MIRACLE delivers models of learning spaces where a mixed reality set up creates a learning experience that seamlessly ties together different settings: the school, the web, and the museum. The project provides knowledge and inspiration for designing an educational program that utilizes the Internet of the future. A mixed reality set up characterized by a rich amount of artifacts and digital representations in science are used to tie these settings more closely together. New interfaces are created to break down boundaries between virtual and real spaces for learning and communicating.  (cite:MIRACLE Project Page)
 

Website:

MIRACLE Project Page

SNOKULT

Snøkult | University of Oslo, Oslo, Norway
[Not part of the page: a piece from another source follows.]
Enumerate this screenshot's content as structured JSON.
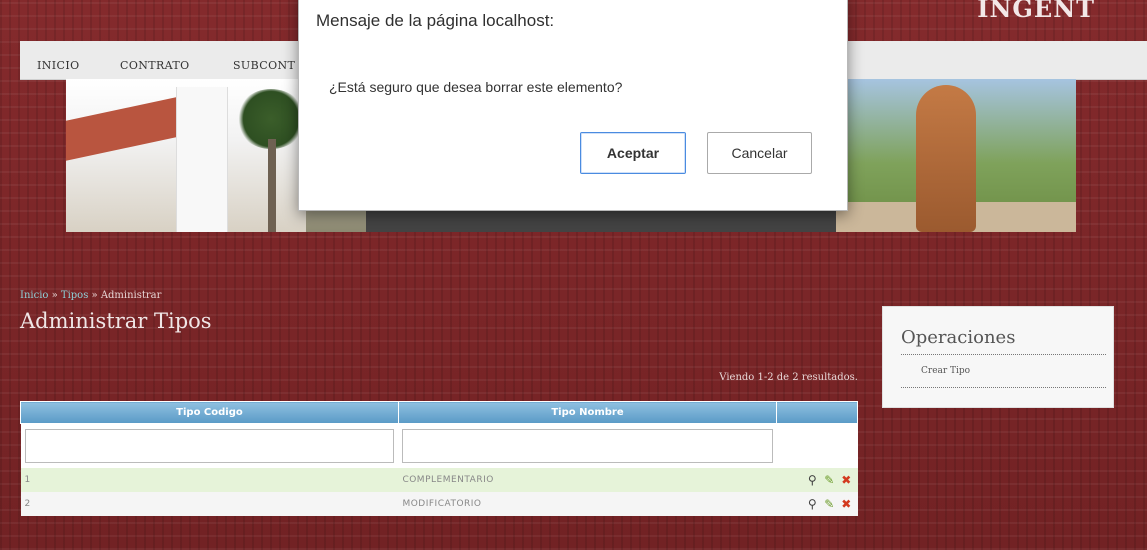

Snøkult is an InterMedia design of a multitouch application and pedagogical activities developed in collaboration with the National Museum and Snøhetta - an architecture firm based in Oslo - with the aim of fostering young people's deeper understanding of architectural design processes. (cite: Project Page)
 

Website:

Snøkult Project Page

WISE

 WISE: Web-based Inquiry Science Environment | University of California Berkeley


The Web-based Inquiry Science Environment (WISE) projects engage students in the methods of real scientists. Through various activities and scaffolding tools, students collaborate to explore issues of social importance; they pose relevant questions and make predictions; they experiment with computational models; they work to evaluate and distinguish discrepant information; and they construct evidence-based explanations through reflection and discussion. From WISE's inquiry-based projects, students not only learn skills that prepare them to be successful in science, they also learn skills necessary to be responsible, critical thinking citizens. (cite: wise.berkeley.edu)
 

 

Website:

WISE Berkeley